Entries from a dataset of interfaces

+ + + +

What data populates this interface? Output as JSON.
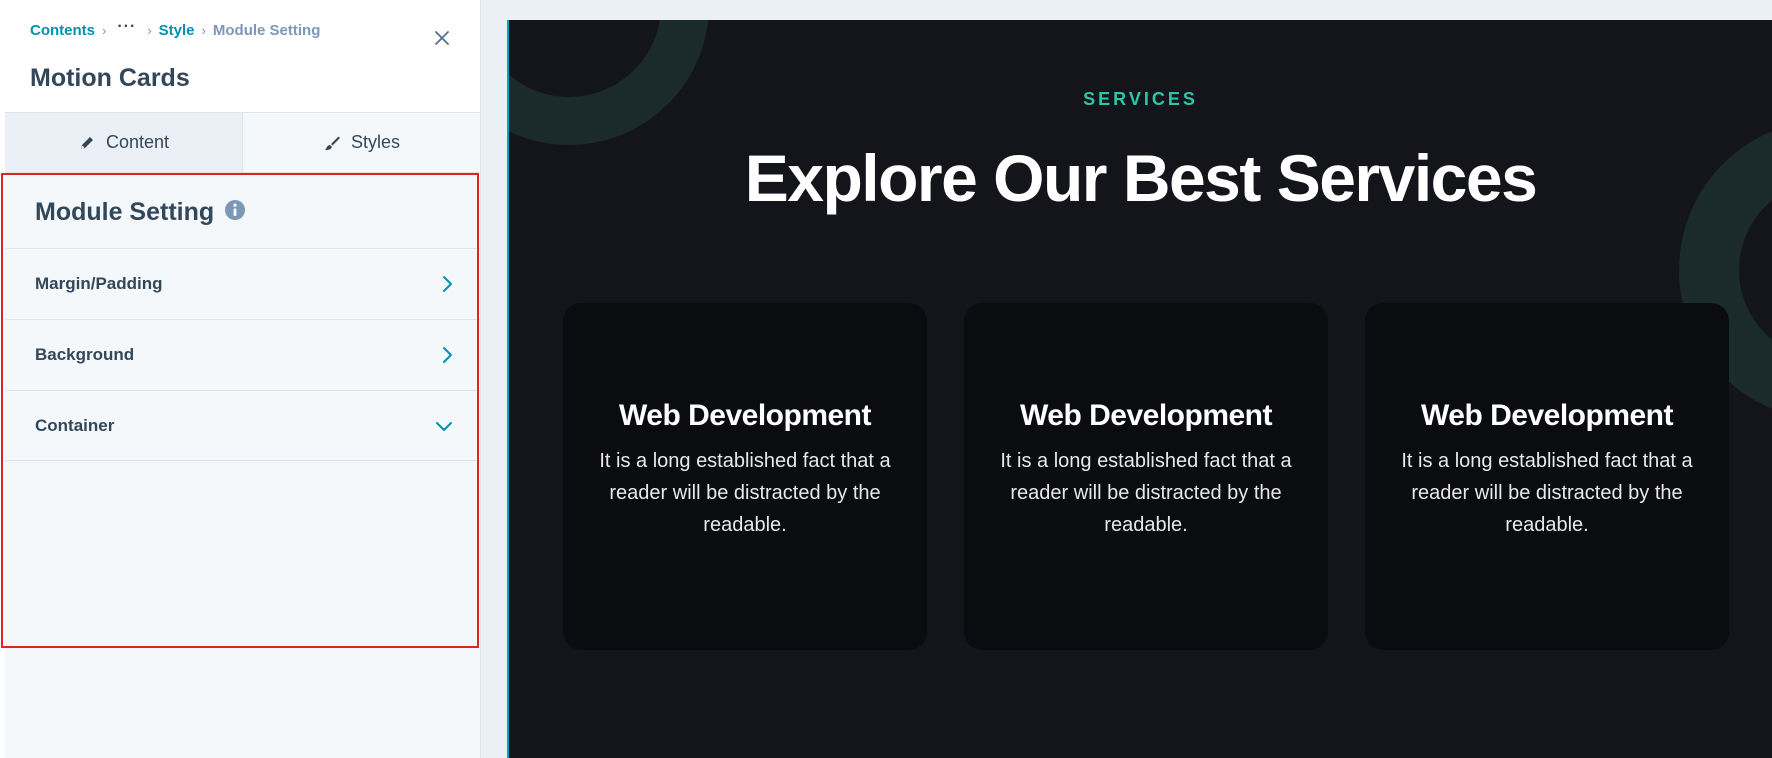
{
  "panel": {
    "breadcrumb": {
      "root": "Contents",
      "ellipsis": "···",
      "middle": "Style",
      "current": "Module Setting"
    },
    "title": "Motion Cards",
    "tabs": [
      {
        "label": "Content",
        "icon": "pencil-icon"
      },
      {
        "label": "Styles",
        "icon": "brush-icon"
      }
    ],
    "module_heading": "Module Setting",
    "settings": [
      {
        "label": "Margin/Padding",
        "icon": "chevron-right-icon"
      },
      {
        "label": "Background",
        "icon": "chevron-right-icon"
      },
      {
        "label": "Container",
        "icon": "chevron-down-icon"
      }
    ]
  },
  "preview": {
    "eyebrow": "SERVICES",
    "title": "Explore Our Best Services",
    "cards": [
      {
        "title": "Web Development",
        "text": "It is a long established fact that a reader will be distracted by the readable."
      },
      {
        "title": "Web Development",
        "text": "It is a long established fact that a reader will be distracted by the readable."
      },
      {
        "title": "Web Development",
        "text": "It is a long established fact that a reader will be distracted by the readable."
      }
    ]
  },
  "colors": {
    "accent_link": "#0091ae",
    "text_dark": "#33475b",
    "preview_bg": "#14151b",
    "eyebrow": "#2ec4a6",
    "highlight": "#e02424"
  }
}
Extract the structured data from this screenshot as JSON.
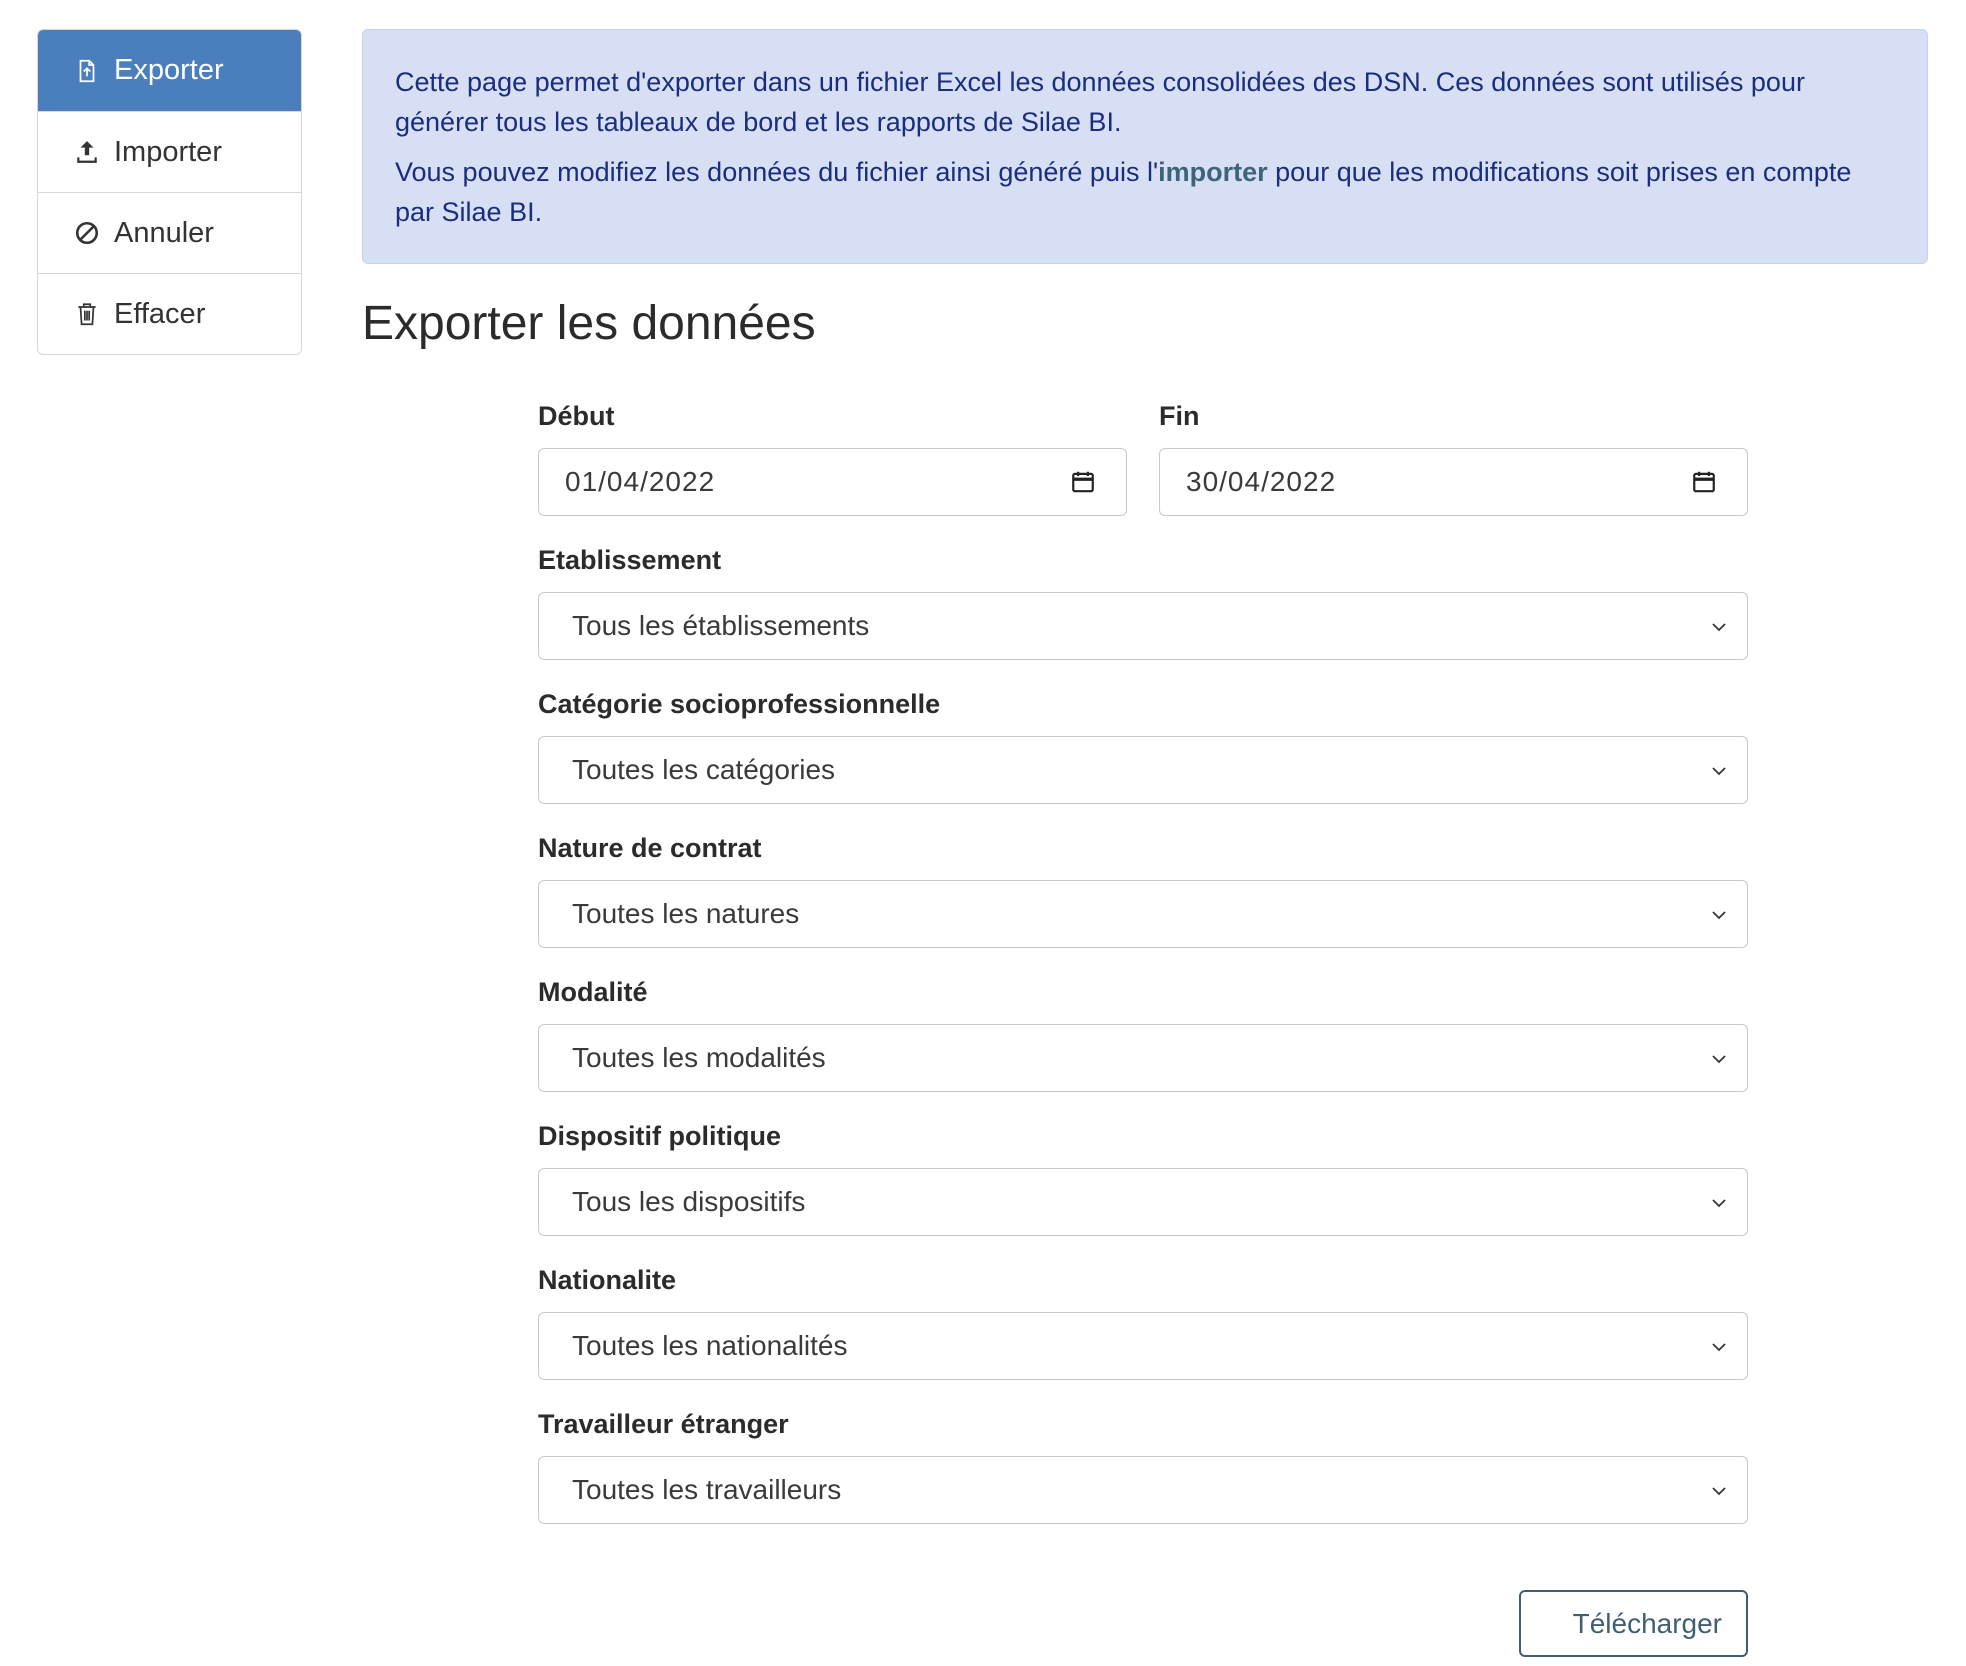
{
  "sidebar": {
    "items": [
      {
        "label": "Exporter",
        "icon": "file-export-icon",
        "active": true
      },
      {
        "label": "Importer",
        "icon": "upload-icon",
        "active": false
      },
      {
        "label": "Annuler",
        "icon": "ban-icon",
        "active": false
      },
      {
        "label": "Effacer",
        "icon": "trash-icon",
        "active": false
      }
    ]
  },
  "alert": {
    "line1": "Cette page permet d'exporter dans un fichier Excel les données consolidées des DSN. Ces données sont utilisés pour générer tous les tableaux de bord et les rapports de Silae BI.",
    "line2_before": "Vous pouvez modifiez les données du fichier ainsi généré puis l'",
    "line2_link": "importer",
    "line2_after": " pour que les modifications soit prises en compte par Silae BI."
  },
  "title": "Exporter les données",
  "form": {
    "debut": {
      "label": "Début",
      "value": "01/04/2022"
    },
    "fin": {
      "label": "Fin",
      "value": "30/04/2022"
    },
    "etablissement": {
      "label": "Etablissement",
      "value": "Tous les établissements"
    },
    "categorie": {
      "label": "Catégorie socioprofessionnelle",
      "value": "Toutes les catégories"
    },
    "nature": {
      "label": "Nature de contrat",
      "value": "Toutes les natures"
    },
    "modalite": {
      "label": "Modalité",
      "value": "Toutes les modalités"
    },
    "dispositif": {
      "label": "Dispositif politique",
      "value": "Tous les dispositifs"
    },
    "nationalite": {
      "label": "Nationalite",
      "value": "Toutes les nationalités"
    },
    "travailleur": {
      "label": "Travailleur étranger",
      "value": "Toutes les travailleurs"
    }
  },
  "download_label": "Télécharger",
  "colors": {
    "active": "#4a7ebd",
    "alert_bg": "#d6dff3",
    "alert_text": "#1b2d7c",
    "button": "#3f5f70"
  }
}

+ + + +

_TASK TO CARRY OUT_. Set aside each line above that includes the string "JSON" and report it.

_FINISHED EXERCISE_.
What data populates this interface? Output as JSON.
Extract the structured data from this screenshot as JSON.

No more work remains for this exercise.